The median income for a household in the city was $21,364, and the median income for a family was $27,926. Males had a median income of $24,018 versus $20,192 for females. The per capita income for the city was $11,002. About 20.2% of families and 27.2% of the population were below the poverty line, including 38.3% of those under age 18 and 20.3% of those age 65 or over.

2010 census[edit]

As of the census of 2010, there were 2,945 people, 1,105 households, and 696 families residing in the city. The population density was 789.3 people per square mile (818.1/km2). There were 1,360 housing units at an average density of 971.4 per square mile (377.8/km2). The racial makeup of the city was 81.0% Black or African American, 6.5% White, 1.0% Native American, 0.0% Asian, 0.0% Pacific Islander, 10.8% from other races, and 0.9% from two or more races. 13.8% of the population were Hispanic or Latino of any race.

There were 1,105 households out of which 21.7% had children under the age of 18 living with them, 24.6% were married couples living together, 31.9% had a female householder with no husband present, and 37.0% were non-families. 32.8% of all households were made up of individuals and 12.4% had someone living alone who was 65 years of age or older.
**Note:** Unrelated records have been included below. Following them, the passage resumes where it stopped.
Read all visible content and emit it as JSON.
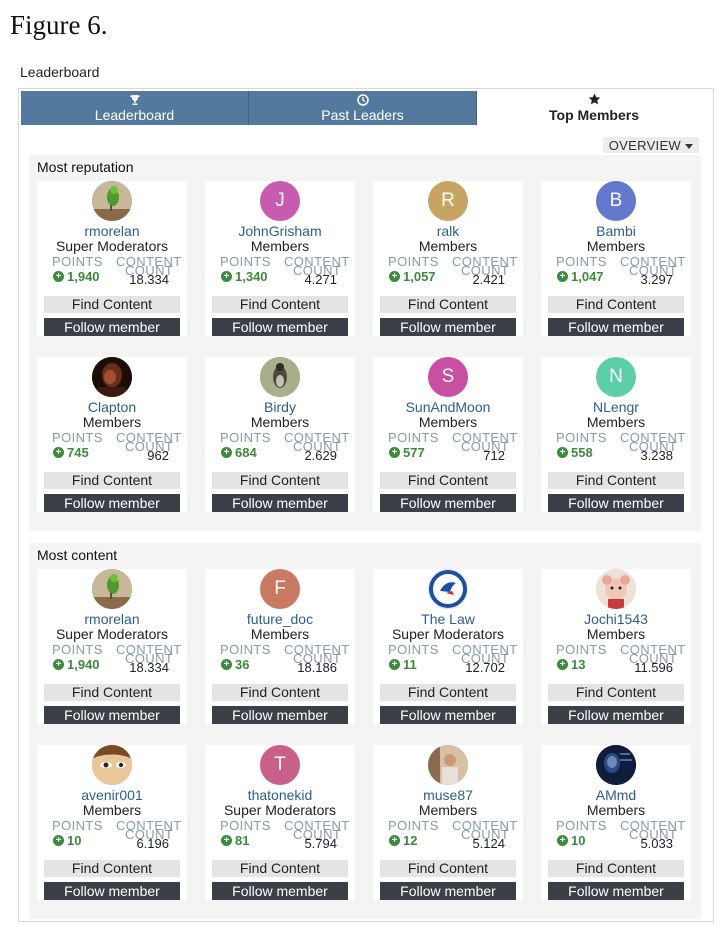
{
  "figure_caption": "Figure 6.",
  "page_heading": "Leaderboard",
  "tabs": [
    {
      "label": "Leaderboard",
      "icon": "trophy-icon"
    },
    {
      "label": "Past Leaders",
      "icon": "clock-icon"
    },
    {
      "label": "Top Members",
      "icon": "star-icon"
    }
  ],
  "active_tab": 2,
  "overview_label": "OVERVIEW",
  "stat_labels": {
    "points": "POINTS",
    "content": "CONTENT",
    "count": "COUNT"
  },
  "buttons": {
    "find": "Find Content",
    "follow": "Follow member"
  },
  "colors": {
    "tab_bg": "#53799e",
    "points_green": "#3c8a3c",
    "follow_btn": "#3b3f48",
    "username_link": "#2c5d8c"
  },
  "sections": [
    {
      "title": "Most reputation",
      "members": [
        {
          "name": "rmorelan",
          "role": "Super Moderators",
          "points": "1,940",
          "content": "18.334",
          "avatar": {
            "type": "photo",
            "icon": "parrot-photo-icon",
            "color": "#6a8a4a"
          }
        },
        {
          "name": "JohnGrisham",
          "role": "Members",
          "points": "1,340",
          "content": "4.271",
          "avatar": {
            "type": "letter",
            "letter": "J",
            "color": "#c75bb0"
          }
        },
        {
          "name": "ralk",
          "role": "Members",
          "points": "1,057",
          "content": "2.421",
          "avatar": {
            "type": "letter",
            "letter": "R",
            "color": "#c8a462"
          }
        },
        {
          "name": "Bambi",
          "role": "Members",
          "points": "1,047",
          "content": "3.297",
          "avatar": {
            "type": "letter",
            "letter": "B",
            "color": "#6178cc"
          }
        },
        {
          "name": "Clapton",
          "role": "Members",
          "points": "745",
          "content": "962",
          "avatar": {
            "type": "photo",
            "icon": "dark-portrait-photo-icon",
            "color": "#5a2a18"
          }
        },
        {
          "name": "Birdy",
          "role": "Members",
          "points": "684",
          "content": "2.629",
          "avatar": {
            "type": "photo",
            "icon": "bird-photo-icon",
            "color": "#7c8a5a"
          }
        },
        {
          "name": "SunAndMoon",
          "role": "Members",
          "points": "577",
          "content": "712",
          "avatar": {
            "type": "letter",
            "letter": "S",
            "color": "#c84fa2"
          }
        },
        {
          "name": "NLengr",
          "role": "Members",
          "points": "558",
          "content": "3.238",
          "avatar": {
            "type": "letter",
            "letter": "N",
            "color": "#5ccfa8"
          }
        }
      ]
    },
    {
      "title": "Most content",
      "members": [
        {
          "name": "rmorelan",
          "role": "Super Moderators",
          "points": "1,940",
          "content": "18.334",
          "avatar": {
            "type": "photo",
            "icon": "parrot-photo-icon",
            "color": "#6a8a4a"
          }
        },
        {
          "name": "future_doc",
          "role": "Members",
          "points": "36",
          "content": "18.186",
          "avatar": {
            "type": "letter",
            "letter": "F",
            "color": "#c87a62"
          }
        },
        {
          "name": "The Law",
          "role": "Super Moderators",
          "points": "11",
          "content": "12.702",
          "avatar": {
            "type": "photo",
            "icon": "blue-jays-logo-icon",
            "color": "#1d4fa0"
          }
        },
        {
          "name": "Jochi1543",
          "role": "Members",
          "points": "13",
          "content": "11.596",
          "avatar": {
            "type": "photo",
            "icon": "plush-toy-photo-icon",
            "color": "#e3c8b8"
          }
        },
        {
          "name": "avenir001",
          "role": "Members",
          "points": "10",
          "content": "6.196",
          "avatar": {
            "type": "photo",
            "icon": "eye-photo-icon",
            "color": "#c8a068"
          }
        },
        {
          "name": "thatonekid",
          "role": "Super Moderators",
          "points": "81",
          "content": "5.794",
          "avatar": {
            "type": "letter",
            "letter": "T",
            "color": "#c8608a"
          }
        },
        {
          "name": "muse87",
          "role": "Members",
          "points": "12",
          "content": "5.124",
          "avatar": {
            "type": "photo",
            "icon": "person-photo-icon",
            "color": "#b88a6a"
          }
        },
        {
          "name": "AMmd",
          "role": "Members",
          "points": "10",
          "content": "5.033",
          "avatar": {
            "type": "photo",
            "icon": "dark-blue-photo-icon",
            "color": "#1a2e52"
          }
        }
      ]
    }
  ]
}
The average household size was 2.64 and the average family size was 3.39.

In the city, the population was spread out with 22.8% under the age of 18, 11.5% from 18 to 24, 23.4% from 25 to 44, 27.2% from 45 to 64, and 15.1% who were 65 years of age or older. The median age was 38 years. For every 100 females, there were 94.0 males. For every 100 females age 18 and over, there were 102.1 males.

The median income for a household in the city was $25,929, and the median income for a family was $31,472. Males had a median income of $20,838 versus $28,250 for females. The per capita income for the city was $14,858. About 14.1% of families and 16.6% of the population were below the poverty line, including 19.6% of those under age 18 and 21.9% of those age 65 or over.

Notable people[edit]

References[edit]

  1. ^ "2017 U.S. Gazetteer Files". United States Census Bureau. Retrieved Jul 7, 2018. 
  2. ^ "Population Estimates". United States Census Bureau. Retrieved 2014-06-07. 
  3. ^ a b "Population and Housing Unit Estimates". Retrieved March 24, 2018. 
  4. ^ "US Gazetteer files: 2010, 2000, and 1990". United States Census Bureau. 2011-02-12. Retrieved 2011-04-23. 
  5. ^ Marjorie L. White, The Birmingham District, An Industrial History and Guide (1981), pp. 141-142
  6. ^ a b Jeremy Gray, "Marker honors Alabama coal miner lynched in 1908", AL.com, 14 December 2015; accessed 13 April 2018
  7. ^ [1]
  8. ^ United States Census Bureau. "Census of Population and Housing". Archived from the original on May 12, 2015. Retrieved August 10, 2013. 
  9. ^ "Annual Estimates of the Resident Population: April 1, 2010 to July 1, 2013". Retrieved June 7, 2014. 

Father of Bo jackson: AD Adams Sr